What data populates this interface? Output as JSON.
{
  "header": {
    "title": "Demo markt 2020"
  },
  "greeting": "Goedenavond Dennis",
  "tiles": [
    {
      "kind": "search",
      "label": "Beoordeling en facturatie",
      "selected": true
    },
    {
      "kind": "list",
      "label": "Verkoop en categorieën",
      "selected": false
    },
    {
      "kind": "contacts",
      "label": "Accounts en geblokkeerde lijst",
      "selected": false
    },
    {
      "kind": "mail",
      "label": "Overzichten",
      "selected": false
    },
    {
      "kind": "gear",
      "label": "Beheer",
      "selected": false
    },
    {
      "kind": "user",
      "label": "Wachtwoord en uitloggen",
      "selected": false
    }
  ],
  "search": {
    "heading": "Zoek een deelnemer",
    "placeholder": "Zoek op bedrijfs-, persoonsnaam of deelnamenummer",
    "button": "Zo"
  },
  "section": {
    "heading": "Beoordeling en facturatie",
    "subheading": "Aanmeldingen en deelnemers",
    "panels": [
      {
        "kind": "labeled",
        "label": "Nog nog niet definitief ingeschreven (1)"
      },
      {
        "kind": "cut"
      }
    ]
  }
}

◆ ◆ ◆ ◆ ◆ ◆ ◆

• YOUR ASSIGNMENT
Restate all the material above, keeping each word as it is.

• TASK ANSWER
What data populates this interface? Output as JSON.
{
  "header": {
    "title": "Demo markt 2020"
  },
  "greeting": "Goedenavond Dennis",
  "tiles": [
    {
      "kind": "search",
      "label": "Beoordeling en facturatie",
      "selected": true
    },
    {
      "kind": "list",
      "label": "Verkoop en categorieën",
      "selected": false
    },
    {
      "kind": "contacts",
      "label": "Accounts en geblokkeerde lijst",
      "selected": false
    },
    {
      "kind": "mail",
      "label": "Overzichten",
      "selected": false
    },
    {
      "kind": "gear",
      "label": "Beheer",
      "selected": false
    },
    {
      "kind": "user",
      "label": "Wachtwoord en uitloggen",
      "selected": false
    }
  ],
  "search": {
    "heading": "Zoek een deelnemer",
    "placeholder": "Zoek op bedrijfs-, persoonsnaam of deelnamenummer",
    "button": "Zo"
  },
  "section": {
    "heading": "Beoordeling en facturatie",
    "subheading": "Aanmeldingen en deelnemers",
    "panels": [
      {
        "kind": "labeled",
        "label": "Nog nog niet definitief ingeschreven (1)"
      },
      {
        "kind": "cut"
      }
    ]
  }
}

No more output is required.